Spinning Gold-The Wire Grass Industry of St. Paul
Nelson, Paul, The Chronicle of the Early American Industries Association, Inc.
Wire grass (botanical name carex stricto) grows wild and tall in the peat bogs of the Upper Midwest. From the beginning of time it had no practical use. Animals won't eat it; Native Americans made nothing from it. Apart from occasional placement in landscaping, it has no use or value today.
But, for one historical moment, roughly 1895 to 1935, wire grass brought forth an industry (Figure 1). It inspired the ingenuity of engineers and mechanics and excited the hopes of investors and the imagination of crooks. Wire grass built factories, furnished houses and hotels, and gave work to thousands of men and women (and not a few children). And then it was gone.
This is the story of a unique American industry.
The story begins in Oshkosh, Wisconsin, in the mid-189Os, and it begins with twine. The mechanical reaper and later improvements created a huge United States market for binding twine. The reaper and self-binder (which bound the grain into sheaves mechanically) enabled farmers to work vast tracts with small crews. But they had to have twine, miles of it. As one contemporary observer put it, "if the supply of twine for one harvest were suddenly to be cut off'it would mean not simply a national but an international calamity No twine, no wheat.
But during this period, the 188Os and 189Os, the binding twine industry was new and unstable.

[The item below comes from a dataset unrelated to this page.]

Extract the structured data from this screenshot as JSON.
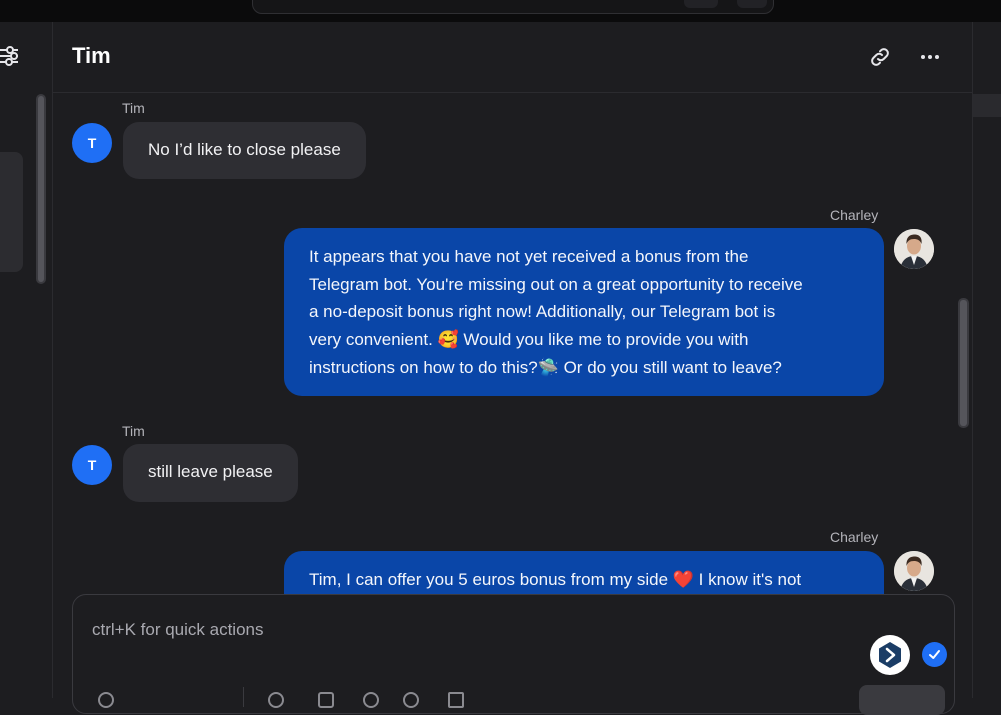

Most of the fiber came from Mexico and the Philippines. It wasn't cheap, and Americans-especially the harvester makers-disliked foreign control of so vital a commodity. Control, and profit too, belonged in the U.S.A. Whoever developed a domestic source of binder twine stood to make a fortune.1
Wire grass grew abundantly in the Wolf River lowlands near Oshkosh. Its long (three to four feet), slim, clean, leafless, and unjointed stalks caught the attention of one or more curious minds as a possible source of twine fiber. Eastern capitalist James F. O'Shaughnessy gathered investors and put inventor George Lowry on the case. Lowry, a skilled hand with fiber in the cotton industry, devised a machine to twist and join staggered stalks of wire grass into lengths of passable twine. O'Shaughnessy built a small factory in Oshkosh and armed it with Lowry machines; an industry was born.
O'Shaughnessy and his partners soon decided that St. Paul, not Oshkosh, was the best place to make a fortune in wire grass. Headquarters of the Great Northern and Northern Pacific railroads, St. Paul was the rail transportation hub for the grain-growing regions of the Upper Midwest and Northern Plains, enormous markets for twine. What is more, carer stricto sprouted every spring in tens of thousands of acres of peat bogs nearby (Figure 2).
In 1899 O'Shaughnessy and company formed the American Grass Twine Co. (from two companies they already controlled, Wisconsin Grass Twine and North Western Grass Twine) (Figure 3). It was a Delaware corporation with its main office in New York City, but St. Paul was the center of manufacturing and distribution. American Grass Twine and its successor, Crex Carpet Co., dominated the national wire grass business then and for the next thirty-five years.
The company bought and remodeled a big (63 x 328 foot) seven-year-old cordage factory, added an enormous (68 x 580 feet) warehouse, then added a brand new, three-story factory building, 78 x 414 feet. It filled the factories with Lowry machines and their attendant web of belts, pulleys, and conveyors. AGT acquired vast expanses of marshland and set up a dozen permanent harvest camps complete with bunkhouses, mess halls, smithies, stables, and warehouses. It kept the original Oshkosh factory and set to work building another one near Duluth. The investment gushed, all in the hope of turning wire grass into gold.2
The wire grass industry was made possible by the creation of a set of new or adapted machines, implements, and processes.
Everything began in peat bog country near St. …